» **GIVEN RECORDS**
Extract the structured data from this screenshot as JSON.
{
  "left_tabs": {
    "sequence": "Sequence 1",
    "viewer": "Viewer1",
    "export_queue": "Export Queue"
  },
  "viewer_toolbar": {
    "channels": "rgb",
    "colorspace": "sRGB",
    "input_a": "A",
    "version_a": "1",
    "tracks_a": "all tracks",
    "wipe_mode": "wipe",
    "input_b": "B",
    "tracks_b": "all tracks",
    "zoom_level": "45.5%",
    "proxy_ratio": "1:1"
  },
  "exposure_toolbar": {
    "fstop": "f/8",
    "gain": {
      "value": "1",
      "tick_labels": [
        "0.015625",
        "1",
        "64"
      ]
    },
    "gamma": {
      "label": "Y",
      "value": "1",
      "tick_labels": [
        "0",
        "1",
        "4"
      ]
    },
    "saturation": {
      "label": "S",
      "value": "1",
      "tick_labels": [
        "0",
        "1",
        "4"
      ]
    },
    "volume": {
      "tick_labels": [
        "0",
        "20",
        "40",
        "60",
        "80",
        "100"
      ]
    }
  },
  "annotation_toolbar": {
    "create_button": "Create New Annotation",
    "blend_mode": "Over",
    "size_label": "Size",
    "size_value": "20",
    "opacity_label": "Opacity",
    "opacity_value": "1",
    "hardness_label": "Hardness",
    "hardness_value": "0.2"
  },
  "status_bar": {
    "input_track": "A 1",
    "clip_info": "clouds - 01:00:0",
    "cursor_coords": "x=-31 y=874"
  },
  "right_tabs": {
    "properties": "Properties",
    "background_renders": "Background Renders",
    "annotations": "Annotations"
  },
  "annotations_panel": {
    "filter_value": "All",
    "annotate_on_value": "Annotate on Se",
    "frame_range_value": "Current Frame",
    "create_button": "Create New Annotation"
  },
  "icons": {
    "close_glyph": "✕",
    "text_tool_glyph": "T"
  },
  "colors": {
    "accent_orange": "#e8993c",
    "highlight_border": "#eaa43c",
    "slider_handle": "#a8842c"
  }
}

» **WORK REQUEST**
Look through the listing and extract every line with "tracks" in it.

» **ANSWER SECTION**
    "tracks_a": "all tracks",
    "tracks_b": "all tracks",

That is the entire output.